The level design takes a more linear approach similar to Dark Souls 2. This isn’t a bad thing however. Think of it like a tree where there are branches that lead to dead ends off the main pathway. There’s a pretty clear destination in this game as you descend the high wall of lothric. You’ll be visiting castles, dungeons, crypts, swamps, a prision, and much more as you collect the souls of your enemies. Speaking of enemies, there’s tons of variety and they are much more aggressive this time around. Similar to Bloodborne, enemies may react to you trying to drink an estus to recover health by rushing you down.
Similar to the other Dark Souls games, there are plenty of secrets. Whether it be large hidden zones behind illusionary walls or NPCs that require you to perform certain actions to progress their storylines.
Bonfires, which are a checkpoint system that lets you teleport to any previous location, feel like they are more common this time around. Some show up within one minute of the other without any enemy interference. Having so many bonfires to teleport to makes some of the shortcuts that you can open up in between areas obsolete. There are some shortcuts made me think, “why would I ever use this?”.
Those that enjoy the story in these games will feel right at home. There’s plenty of lore hidden in item descriptions and character dialogue for you to decipher. Or just watch one of the many YouTube storytellers after you finish the game.
This is the best looking Dark Souls game yet. Even better than Bloodborne, but it comes at a price. The game runs at 30 fps with some frame drops here and there. There was one boss fight where the frame rate dropped substantially, down to less than 10fps. And I wasn’t the only one with this problem. Thankfully it doesn’t detract the overall experience too much. I still thoroughly enjoyed my time with the game, pouring over 60 hours into it already and I can’t wait for the PC version.

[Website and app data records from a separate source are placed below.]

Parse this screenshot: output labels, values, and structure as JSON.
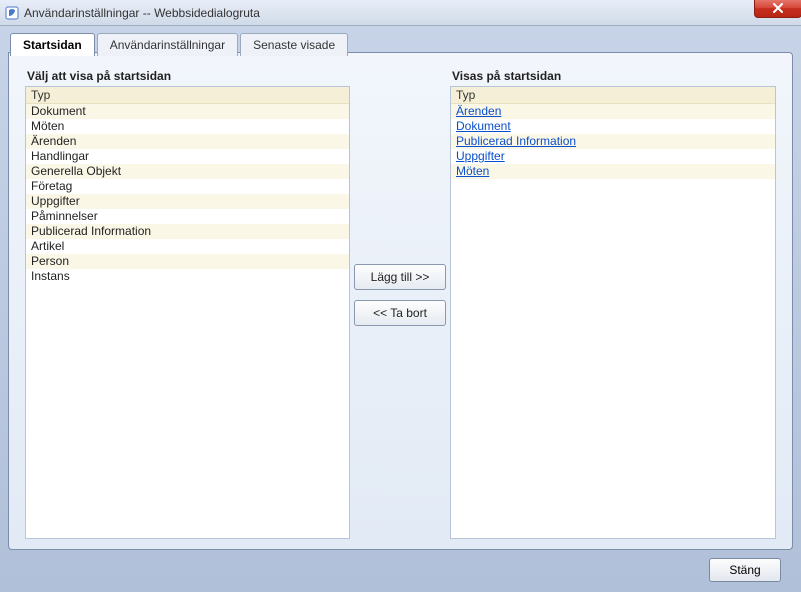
{
  "window": {
    "title": "Användarinställningar -- Webbsidedialogruta"
  },
  "tabs": [
    {
      "label": "Startsidan",
      "active": true
    },
    {
      "label": "Användarinställningar",
      "active": false
    },
    {
      "label": "Senaste visade",
      "active": false
    }
  ],
  "left": {
    "heading": "Välj att visa på startsidan",
    "column_header": "Typ",
    "items": [
      "Dokument",
      "Möten",
      "Ärenden",
      "Handlingar",
      "Generella Objekt",
      "Företag",
      "Uppgifter",
      "Påminnelser",
      "Publicerad Information",
      "Artikel",
      "Person",
      "Instans"
    ]
  },
  "right": {
    "heading": "Visas på startsidan",
    "column_header": "Typ",
    "items": [
      "Ärenden",
      "Dokument",
      "Publicerad Information",
      "Uppgifter",
      "Möten"
    ]
  },
  "buttons": {
    "add": "Lägg till >>",
    "remove": "<< Ta bort",
    "close": "Stäng"
  }
}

If you’ve never played a Souls game, this is the perfect time to jump in. The exceptional combat and forward moving linear level design will guide you in the right direction. Just don’t expect it to be easy.